- to examine by means of innovative assessment designs the validity of the assessment of subject-specific teacher competency, that is, their knowledge as well as their ability to respond appropriately in challenging situations in the classroom, and
- to examine the validity of the modeling of domain-specific and generic components of teacher competency.
With a subsample of pre-service and in-service teachers, domain-specific competencies, non-domain-specific competencies, and the influence of expertise are analyzed. This framework covers:
- the in-depth validation of the competency structure model, which differentiates between domain-specific and non-domain-specific competencies, as well as
- the associated instruments for competency assessment of pre-service and in-service teachers in both domains; this includes testing with computer-based test formats to facilitate the valid assessment of action-based teacher competency.
Particular focus is on explaining the test results in terms of their domain-specificity (mathematics or economics) as well as their non-domain-specific proportions. By means of different expertise groups, we examine whether a change in competency can be mapped over the various stages of teacher education.
By providing a validated competency model and corresponding tests, the project contributes to a better understanding across domains and to the structure of subject-specific teacher competency. Moreover, as the sample includes the domains of mathematics and economics as well as the three professionalization phases of teacher education in Germany (university students, teacher trainees, and fully-qualified teachers), valid interpretations of test values can be examined.
This project is based on a competency structure model by Lindmeier (2011) and Kuhn (2014) which focuses on the situational requirements of teaching and differentiates between two components of domain-specific teacher competency: reflective competency (RC) and action-related competency (AC). RC is needed to prepare and evaluate specific subject-related situations during pre- and post-instructional phases, and AC is needed to handle specific subject-related situations during instruction and under time pressure. While RC requires conscious (reflective) cognitive processes that draw on domain-specific propositional knowledge (content knowledge (CK) and pedagogical content knowledge (PCK)), AC also requires knowledge but usually involves intuitively controlled or automated (less reflective) cognitive processes. In addition to central domain-specific constructs (RC, AC, CK, PCK), both domain models include basic cognitive competency (facets of intelligence), generic competency (complex problem-solving and situational awareness) as well as the degree of expertise in teaching (university students, teacher trainees, and teachers) as non-domain-specific variables.
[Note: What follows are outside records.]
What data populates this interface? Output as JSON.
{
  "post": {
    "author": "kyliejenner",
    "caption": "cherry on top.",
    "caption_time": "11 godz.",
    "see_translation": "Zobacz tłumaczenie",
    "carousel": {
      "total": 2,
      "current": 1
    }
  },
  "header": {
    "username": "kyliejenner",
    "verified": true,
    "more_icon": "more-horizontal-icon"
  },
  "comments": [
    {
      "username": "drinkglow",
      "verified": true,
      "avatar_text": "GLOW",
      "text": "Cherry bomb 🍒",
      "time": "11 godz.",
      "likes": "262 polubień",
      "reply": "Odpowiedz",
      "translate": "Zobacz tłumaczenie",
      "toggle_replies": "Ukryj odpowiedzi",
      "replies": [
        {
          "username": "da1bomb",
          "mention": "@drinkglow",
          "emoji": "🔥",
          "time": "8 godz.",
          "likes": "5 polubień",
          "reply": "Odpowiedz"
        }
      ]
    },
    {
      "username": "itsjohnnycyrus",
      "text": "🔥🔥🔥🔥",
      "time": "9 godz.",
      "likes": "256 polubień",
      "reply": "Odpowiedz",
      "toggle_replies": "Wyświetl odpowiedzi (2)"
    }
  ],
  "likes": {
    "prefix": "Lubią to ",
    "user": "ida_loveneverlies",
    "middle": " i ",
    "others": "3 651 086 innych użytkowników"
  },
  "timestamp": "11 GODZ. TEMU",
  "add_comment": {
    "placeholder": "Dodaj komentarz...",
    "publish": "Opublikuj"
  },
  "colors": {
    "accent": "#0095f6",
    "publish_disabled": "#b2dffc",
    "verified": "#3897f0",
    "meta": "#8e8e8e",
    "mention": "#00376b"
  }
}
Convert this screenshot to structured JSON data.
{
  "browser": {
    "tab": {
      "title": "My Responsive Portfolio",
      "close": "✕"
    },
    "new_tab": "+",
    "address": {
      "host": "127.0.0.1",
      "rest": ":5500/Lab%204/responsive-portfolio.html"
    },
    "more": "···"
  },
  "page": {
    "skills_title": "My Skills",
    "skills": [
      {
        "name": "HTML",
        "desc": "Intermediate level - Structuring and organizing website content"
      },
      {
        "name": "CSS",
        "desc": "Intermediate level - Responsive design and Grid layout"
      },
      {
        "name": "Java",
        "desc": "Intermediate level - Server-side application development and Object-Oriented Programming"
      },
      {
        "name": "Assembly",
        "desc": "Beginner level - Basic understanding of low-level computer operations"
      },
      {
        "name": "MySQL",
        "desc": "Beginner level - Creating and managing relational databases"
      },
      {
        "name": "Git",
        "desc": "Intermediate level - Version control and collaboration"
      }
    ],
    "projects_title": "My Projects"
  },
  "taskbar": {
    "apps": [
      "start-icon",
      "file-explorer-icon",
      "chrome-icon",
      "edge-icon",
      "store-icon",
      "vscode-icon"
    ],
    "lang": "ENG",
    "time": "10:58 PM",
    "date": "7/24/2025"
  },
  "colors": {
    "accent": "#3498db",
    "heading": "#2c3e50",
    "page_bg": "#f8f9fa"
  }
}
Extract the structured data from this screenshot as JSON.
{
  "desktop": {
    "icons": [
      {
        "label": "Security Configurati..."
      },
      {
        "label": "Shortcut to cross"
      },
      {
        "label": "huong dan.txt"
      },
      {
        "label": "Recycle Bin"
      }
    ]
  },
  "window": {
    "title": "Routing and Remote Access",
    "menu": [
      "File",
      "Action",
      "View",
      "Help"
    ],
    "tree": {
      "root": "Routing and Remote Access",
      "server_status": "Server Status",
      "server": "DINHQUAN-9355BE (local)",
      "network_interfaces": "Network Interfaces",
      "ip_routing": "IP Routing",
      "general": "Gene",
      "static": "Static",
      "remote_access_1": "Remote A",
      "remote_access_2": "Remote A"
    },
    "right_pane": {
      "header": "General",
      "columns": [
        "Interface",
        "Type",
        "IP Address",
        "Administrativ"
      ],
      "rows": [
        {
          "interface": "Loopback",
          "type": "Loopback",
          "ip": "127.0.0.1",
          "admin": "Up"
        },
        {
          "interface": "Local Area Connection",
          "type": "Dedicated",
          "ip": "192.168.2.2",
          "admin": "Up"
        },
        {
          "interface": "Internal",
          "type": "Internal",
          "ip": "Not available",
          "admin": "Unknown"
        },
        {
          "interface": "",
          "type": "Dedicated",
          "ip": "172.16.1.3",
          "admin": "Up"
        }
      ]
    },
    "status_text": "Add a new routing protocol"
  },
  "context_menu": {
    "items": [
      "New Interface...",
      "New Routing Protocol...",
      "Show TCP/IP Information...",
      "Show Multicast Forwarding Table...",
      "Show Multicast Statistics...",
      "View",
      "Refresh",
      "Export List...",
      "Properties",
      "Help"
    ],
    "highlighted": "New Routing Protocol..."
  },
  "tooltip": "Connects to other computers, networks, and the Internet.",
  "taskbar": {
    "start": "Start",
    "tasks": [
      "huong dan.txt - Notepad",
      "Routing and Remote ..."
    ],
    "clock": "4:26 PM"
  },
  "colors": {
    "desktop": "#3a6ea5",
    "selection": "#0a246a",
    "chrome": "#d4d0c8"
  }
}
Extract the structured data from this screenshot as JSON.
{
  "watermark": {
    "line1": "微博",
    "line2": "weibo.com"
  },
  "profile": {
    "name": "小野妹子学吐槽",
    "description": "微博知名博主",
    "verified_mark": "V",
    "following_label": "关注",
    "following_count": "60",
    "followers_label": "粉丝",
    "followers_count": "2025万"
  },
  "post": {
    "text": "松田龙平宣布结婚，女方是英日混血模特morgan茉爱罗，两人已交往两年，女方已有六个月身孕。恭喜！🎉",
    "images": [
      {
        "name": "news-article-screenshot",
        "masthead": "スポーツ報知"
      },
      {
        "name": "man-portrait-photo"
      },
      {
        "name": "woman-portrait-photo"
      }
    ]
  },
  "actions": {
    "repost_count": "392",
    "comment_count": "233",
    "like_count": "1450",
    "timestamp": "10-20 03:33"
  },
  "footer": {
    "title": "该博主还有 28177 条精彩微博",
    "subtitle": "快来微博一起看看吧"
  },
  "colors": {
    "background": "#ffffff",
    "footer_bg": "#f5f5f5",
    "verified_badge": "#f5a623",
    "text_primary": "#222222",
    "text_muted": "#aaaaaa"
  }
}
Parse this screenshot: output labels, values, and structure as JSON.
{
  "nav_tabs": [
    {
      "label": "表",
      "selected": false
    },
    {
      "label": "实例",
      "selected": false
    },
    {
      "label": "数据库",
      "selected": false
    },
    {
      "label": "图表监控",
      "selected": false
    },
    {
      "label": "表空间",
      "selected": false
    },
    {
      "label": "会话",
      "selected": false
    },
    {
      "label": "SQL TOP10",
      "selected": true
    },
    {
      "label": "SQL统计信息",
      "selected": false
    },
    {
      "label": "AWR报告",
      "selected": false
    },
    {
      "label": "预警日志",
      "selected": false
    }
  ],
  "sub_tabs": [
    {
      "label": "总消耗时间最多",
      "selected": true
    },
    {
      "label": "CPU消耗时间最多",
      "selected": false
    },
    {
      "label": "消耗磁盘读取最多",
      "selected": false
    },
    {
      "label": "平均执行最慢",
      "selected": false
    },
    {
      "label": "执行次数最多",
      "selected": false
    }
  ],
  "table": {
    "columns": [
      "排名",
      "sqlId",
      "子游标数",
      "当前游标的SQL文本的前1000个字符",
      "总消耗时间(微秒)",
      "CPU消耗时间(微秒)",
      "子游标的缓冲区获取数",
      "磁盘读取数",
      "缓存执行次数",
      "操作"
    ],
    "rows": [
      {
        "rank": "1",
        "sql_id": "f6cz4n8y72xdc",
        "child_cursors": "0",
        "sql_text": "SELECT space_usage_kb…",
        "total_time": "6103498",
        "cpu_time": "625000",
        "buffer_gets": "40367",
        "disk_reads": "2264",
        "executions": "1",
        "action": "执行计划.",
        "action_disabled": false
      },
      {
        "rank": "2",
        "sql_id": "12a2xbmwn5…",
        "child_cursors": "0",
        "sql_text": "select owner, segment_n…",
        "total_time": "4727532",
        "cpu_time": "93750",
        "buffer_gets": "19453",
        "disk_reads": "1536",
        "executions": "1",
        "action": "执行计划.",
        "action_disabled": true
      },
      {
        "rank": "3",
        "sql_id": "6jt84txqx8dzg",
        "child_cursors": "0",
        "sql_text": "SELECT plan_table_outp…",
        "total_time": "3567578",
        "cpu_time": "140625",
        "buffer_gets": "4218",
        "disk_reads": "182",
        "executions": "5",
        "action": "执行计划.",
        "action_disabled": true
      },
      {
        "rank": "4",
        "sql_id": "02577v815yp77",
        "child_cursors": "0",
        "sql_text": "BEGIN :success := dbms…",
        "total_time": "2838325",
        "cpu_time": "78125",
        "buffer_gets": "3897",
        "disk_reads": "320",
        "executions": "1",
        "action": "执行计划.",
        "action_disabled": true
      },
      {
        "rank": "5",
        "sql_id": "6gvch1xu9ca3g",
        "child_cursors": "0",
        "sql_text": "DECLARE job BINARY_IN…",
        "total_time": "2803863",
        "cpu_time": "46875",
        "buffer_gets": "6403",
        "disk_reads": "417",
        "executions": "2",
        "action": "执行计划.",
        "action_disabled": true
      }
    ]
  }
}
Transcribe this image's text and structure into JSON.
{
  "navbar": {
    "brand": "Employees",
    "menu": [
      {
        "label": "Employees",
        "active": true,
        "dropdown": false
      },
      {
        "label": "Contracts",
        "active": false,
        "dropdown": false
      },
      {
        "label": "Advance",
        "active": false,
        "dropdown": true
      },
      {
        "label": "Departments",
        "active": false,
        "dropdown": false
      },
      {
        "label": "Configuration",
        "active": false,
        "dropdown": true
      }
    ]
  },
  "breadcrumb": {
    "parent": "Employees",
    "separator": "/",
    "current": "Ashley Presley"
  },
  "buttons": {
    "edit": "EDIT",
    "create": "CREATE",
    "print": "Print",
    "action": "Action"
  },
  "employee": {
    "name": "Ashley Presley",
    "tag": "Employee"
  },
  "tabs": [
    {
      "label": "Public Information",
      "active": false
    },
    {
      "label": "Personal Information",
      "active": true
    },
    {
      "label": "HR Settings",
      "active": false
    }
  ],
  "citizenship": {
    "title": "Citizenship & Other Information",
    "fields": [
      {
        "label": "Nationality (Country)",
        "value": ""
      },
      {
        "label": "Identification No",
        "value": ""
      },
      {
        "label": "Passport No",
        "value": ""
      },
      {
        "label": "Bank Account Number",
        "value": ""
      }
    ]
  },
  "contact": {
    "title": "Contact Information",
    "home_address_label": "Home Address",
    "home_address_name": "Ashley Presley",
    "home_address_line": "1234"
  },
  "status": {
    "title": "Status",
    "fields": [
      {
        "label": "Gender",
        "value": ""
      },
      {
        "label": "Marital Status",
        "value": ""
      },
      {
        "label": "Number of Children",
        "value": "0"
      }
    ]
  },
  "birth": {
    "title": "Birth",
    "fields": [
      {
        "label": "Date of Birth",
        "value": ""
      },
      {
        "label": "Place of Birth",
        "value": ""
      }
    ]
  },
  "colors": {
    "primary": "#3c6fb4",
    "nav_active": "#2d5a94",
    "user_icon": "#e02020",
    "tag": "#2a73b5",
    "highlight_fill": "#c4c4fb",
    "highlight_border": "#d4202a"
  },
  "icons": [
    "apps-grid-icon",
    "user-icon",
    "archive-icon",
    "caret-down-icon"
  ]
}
By investigating teacher competency in the two different but related subjects of mathematics and economics, we are able to examine the validity of the assessment across domains.